Hundreds of nurses and health care professionals packed an auditorium at Rutgers University Friday to watch Sen. Bernie Sanders lead a Senate committee hearing focused on the months-long nurses strike at Robert Wood Johnson University Hospital in New Brunswick.
“Nurses at Robert Wood Johnson and workers all over this country want better wages and better benefits, but that is not the primary reason for the strike,” said Sanders, a Vermont Independent. “What nurses have told me — and I’ve had the opportunity on several occasions to sit down and talk with these nurses — is that what this strike has everything to do with is the safety of their patients.”
Sanders’ visit to Rutgers University comes 84 days after 1,700 union nurses walked off the job. Both sides met at the bargaining table on Sunday, but did not strike a deal. Tensions continue rising between hospital leaders and union nurses.
“There is not a lot on the table, and we get told, ‘We will get back to you’ on Sunday night. It’s now a Friday. They haven’t gotten back to us yet.

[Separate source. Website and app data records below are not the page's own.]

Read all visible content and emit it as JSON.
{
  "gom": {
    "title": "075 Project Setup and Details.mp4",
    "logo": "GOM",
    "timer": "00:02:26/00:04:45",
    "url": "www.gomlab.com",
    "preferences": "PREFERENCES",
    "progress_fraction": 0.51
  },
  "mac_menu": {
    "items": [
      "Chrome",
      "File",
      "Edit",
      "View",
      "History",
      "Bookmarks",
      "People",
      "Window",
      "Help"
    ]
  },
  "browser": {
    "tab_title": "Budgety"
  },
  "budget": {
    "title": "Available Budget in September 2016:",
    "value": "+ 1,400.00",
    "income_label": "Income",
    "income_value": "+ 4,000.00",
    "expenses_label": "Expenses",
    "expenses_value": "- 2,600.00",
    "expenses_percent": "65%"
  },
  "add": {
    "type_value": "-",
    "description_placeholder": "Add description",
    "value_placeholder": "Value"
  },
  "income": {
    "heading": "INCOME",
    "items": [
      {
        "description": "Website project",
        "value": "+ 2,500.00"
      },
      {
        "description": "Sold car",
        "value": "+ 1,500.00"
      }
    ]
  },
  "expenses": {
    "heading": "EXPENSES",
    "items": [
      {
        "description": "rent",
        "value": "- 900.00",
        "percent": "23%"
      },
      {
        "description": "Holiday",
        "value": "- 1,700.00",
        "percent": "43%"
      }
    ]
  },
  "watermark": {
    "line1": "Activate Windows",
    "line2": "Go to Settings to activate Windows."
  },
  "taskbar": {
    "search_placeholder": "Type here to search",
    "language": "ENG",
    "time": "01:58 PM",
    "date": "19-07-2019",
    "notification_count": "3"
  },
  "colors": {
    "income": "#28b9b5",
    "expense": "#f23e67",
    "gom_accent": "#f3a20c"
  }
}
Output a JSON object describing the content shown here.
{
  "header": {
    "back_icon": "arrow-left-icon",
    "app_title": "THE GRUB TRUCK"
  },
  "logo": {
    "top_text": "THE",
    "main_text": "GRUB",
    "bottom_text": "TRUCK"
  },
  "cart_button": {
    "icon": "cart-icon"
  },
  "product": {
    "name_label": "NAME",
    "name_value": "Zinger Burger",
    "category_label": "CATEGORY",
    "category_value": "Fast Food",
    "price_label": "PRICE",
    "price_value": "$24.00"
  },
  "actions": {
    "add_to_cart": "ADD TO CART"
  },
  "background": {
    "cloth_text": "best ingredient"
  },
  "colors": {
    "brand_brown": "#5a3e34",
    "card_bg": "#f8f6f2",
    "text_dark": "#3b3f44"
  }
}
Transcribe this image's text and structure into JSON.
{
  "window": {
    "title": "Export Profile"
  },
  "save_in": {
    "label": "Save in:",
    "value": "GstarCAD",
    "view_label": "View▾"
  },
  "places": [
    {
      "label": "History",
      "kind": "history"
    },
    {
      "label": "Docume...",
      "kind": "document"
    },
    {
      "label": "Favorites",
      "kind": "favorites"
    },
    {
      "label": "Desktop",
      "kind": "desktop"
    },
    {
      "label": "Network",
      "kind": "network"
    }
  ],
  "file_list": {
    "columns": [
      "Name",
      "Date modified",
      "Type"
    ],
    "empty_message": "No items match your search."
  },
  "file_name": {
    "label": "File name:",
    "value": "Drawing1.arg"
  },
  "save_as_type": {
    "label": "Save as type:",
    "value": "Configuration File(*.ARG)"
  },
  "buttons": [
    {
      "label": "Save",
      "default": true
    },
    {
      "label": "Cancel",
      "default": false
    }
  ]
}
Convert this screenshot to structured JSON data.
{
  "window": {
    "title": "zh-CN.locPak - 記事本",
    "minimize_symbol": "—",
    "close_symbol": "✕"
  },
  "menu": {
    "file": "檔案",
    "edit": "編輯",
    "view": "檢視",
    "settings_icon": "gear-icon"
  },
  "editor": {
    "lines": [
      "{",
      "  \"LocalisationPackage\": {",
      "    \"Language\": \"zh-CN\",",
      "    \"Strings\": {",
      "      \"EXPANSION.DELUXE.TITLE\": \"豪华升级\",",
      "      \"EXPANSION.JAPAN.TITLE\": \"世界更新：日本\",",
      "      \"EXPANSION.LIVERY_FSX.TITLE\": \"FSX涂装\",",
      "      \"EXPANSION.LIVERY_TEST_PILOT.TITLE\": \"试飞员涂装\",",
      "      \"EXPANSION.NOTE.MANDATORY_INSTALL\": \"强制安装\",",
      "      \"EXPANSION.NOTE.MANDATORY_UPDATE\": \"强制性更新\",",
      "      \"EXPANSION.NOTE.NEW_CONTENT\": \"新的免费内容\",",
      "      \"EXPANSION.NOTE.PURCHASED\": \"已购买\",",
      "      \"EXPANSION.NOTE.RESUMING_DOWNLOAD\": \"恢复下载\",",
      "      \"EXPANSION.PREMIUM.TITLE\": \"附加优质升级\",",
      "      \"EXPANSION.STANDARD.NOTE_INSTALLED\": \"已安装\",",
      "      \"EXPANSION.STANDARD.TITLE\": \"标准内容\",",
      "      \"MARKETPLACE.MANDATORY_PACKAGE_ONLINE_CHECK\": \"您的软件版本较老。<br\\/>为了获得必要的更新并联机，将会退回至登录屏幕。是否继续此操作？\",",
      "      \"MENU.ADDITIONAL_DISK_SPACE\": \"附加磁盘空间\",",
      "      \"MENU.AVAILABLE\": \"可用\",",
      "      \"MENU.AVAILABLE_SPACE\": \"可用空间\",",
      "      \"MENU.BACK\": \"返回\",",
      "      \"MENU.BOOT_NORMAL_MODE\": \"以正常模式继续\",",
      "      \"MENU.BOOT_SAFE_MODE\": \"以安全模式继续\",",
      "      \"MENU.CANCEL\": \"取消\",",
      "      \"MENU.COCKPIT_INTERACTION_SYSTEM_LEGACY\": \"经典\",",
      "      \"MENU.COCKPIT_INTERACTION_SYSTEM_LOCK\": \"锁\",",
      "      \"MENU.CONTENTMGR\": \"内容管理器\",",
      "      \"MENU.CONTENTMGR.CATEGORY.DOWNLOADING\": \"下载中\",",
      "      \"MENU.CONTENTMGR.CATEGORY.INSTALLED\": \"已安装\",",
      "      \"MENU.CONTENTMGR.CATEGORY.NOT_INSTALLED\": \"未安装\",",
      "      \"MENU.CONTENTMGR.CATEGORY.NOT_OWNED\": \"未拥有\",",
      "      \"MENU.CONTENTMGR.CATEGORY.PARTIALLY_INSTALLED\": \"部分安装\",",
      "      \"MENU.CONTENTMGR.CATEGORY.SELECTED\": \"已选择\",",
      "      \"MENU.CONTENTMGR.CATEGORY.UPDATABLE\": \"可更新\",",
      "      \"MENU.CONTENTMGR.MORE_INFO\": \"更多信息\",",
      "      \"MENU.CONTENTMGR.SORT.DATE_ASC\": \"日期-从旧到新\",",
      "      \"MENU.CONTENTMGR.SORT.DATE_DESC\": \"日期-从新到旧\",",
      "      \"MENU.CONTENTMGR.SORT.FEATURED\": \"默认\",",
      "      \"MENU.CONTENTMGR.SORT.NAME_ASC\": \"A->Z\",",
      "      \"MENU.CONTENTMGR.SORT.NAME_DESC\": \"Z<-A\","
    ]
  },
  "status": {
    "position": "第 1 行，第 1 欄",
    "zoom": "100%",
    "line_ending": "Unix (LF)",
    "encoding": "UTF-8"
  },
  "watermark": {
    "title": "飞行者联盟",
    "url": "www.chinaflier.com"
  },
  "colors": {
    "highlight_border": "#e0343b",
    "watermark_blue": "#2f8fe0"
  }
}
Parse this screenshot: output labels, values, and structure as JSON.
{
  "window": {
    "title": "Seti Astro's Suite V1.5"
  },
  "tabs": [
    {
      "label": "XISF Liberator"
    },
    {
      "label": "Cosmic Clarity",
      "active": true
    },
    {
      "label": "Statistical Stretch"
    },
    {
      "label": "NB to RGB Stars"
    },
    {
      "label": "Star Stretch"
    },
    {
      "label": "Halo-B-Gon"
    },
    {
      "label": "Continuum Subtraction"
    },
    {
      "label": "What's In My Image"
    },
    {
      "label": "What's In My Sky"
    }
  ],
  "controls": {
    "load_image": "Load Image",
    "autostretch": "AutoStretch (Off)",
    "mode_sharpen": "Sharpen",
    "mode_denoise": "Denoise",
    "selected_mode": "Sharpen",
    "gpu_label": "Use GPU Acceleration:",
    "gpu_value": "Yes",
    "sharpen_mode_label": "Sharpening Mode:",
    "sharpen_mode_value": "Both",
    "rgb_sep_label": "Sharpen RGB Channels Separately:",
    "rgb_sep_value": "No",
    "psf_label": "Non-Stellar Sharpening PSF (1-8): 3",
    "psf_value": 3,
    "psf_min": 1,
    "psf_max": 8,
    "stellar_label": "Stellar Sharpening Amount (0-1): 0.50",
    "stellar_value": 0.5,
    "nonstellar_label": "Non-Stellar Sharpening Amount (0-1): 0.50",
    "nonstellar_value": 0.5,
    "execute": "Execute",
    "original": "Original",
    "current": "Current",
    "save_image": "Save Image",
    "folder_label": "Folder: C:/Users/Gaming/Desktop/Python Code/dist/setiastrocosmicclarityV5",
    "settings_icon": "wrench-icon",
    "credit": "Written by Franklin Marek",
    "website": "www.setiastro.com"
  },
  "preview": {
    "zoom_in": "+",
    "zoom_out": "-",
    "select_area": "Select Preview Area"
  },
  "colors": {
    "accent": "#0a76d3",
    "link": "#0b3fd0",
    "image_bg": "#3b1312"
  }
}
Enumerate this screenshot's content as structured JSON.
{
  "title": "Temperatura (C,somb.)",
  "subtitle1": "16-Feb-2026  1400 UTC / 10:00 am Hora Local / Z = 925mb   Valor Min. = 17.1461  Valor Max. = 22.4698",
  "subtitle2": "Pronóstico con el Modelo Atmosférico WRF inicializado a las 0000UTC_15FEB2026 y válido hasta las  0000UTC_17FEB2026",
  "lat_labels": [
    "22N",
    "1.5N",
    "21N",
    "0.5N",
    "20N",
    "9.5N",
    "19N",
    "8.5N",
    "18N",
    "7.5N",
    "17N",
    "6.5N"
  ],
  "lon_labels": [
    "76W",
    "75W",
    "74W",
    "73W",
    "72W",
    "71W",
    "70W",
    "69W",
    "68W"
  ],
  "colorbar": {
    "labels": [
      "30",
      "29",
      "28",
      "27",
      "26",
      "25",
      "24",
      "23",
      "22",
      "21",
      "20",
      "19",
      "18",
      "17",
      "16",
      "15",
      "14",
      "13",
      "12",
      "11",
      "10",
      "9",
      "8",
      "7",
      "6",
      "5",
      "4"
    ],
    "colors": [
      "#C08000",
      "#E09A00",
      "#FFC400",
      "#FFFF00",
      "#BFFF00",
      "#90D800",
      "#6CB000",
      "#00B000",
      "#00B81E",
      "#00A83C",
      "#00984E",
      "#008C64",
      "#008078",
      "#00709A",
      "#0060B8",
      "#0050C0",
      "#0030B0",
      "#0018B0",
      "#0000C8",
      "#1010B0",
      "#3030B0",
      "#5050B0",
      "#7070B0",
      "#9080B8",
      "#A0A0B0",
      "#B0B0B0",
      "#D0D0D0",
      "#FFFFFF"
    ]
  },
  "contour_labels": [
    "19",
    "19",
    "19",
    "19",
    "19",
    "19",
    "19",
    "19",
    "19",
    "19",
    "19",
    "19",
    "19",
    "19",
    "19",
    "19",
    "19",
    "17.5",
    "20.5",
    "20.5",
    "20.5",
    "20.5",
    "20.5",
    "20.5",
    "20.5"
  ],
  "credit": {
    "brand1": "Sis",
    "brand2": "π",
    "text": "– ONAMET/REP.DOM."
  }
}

Again, we go back and forth over a very simple idea that has been complicated to the max,” said Judy Danella, president of the nurses union and one of the six nurses who joined Sanders’ hearing.
The senator started his session by calling out RWJUH executives Mark Manigan and Alan Lee, noting they claimed to be “eager” — Sanders used air quotes — to testify but ultimately declined to show up. Sanders said he received their written testimony Thursday night.
Sanders shared the questions he said he would have asked if they showed up: What are ongoing safety improvements in the hospital, which brought in $4 billion in the first six months of the year; how do they afford the $100 million they’ve spent on replacement nurses; and why did the CEO rake in $17 million in 2021?
Hospital officials criticized the Vermont senator’s appearance, calling it “unconscionable” that he “overtly inserts himself in labor negotiations between a hospital in New Jersey and our nurses.”
Lee, president of the hospital, said in his testimony that he believes a contract is attainable “in the near future.” He added he “makes no apologies” for ensuring the hospital would remain open for patients, including by staffing it with replacement nurses.
“We cannot risk anything taken out of context in this hearing that might hinder our ability to reach an agreement to bring our nurses back inside so that they can resume their noble profession and support themselves and their families. Ending this strike is paramount,” Lee said.
Sanders, who chairs the Senate Committee on Health, Education, Labor and Pensions, was the only senator in attendance at Friday’s hearing.
He urged RWJ officials to negotiate a contract that includes adequate patient-nurse ratios. Hospital executives have said their ratios are among the best in the nation.
There is no future negotiation date yet set. Hospital officials said in a statement that negotiations should be conducted at a “bargaining table — not at a press conference.”
Throughout the hour-and-a-half hearing, the crowd of nurses sporting blue, red, or purple shirts in support of their union stood and offered resounding applause several times for the senator.
The group of union leaders and nurses emphasized they’re asking for what they called basic necessities so caregivers can properly look after their patients. They touched on improving nurse-to-patient ratios, bettering retention through higher wages, and addressing the fatigue that is pushing nurses to leave the profession.
Pediatric recovery room nurse Carol Tanzi said nurses complaining of burnout were told by hospital officials to “get over their COVID hangover.”
“They had the nerve to say that when they were not where we were. So these people who are hiding can’t look us in the eye,” she said.
Patricia Pittman of The George Washington University’s school of public health urged a government accountability report to look into how hospitals pay for nurse labor and support staff. And Tanzi suggested investigating pandemic-era money awarded to the hospital and whether it trickled down to nurses.
Sanders agreed, noting the hospital received millions in federal COVID-19 dollars and $3 billion in revenue from Medicare and Medicaid.
“We have a nursing crisis. We desperately need more nurses, and nurses are walking out the door,” Sanders said.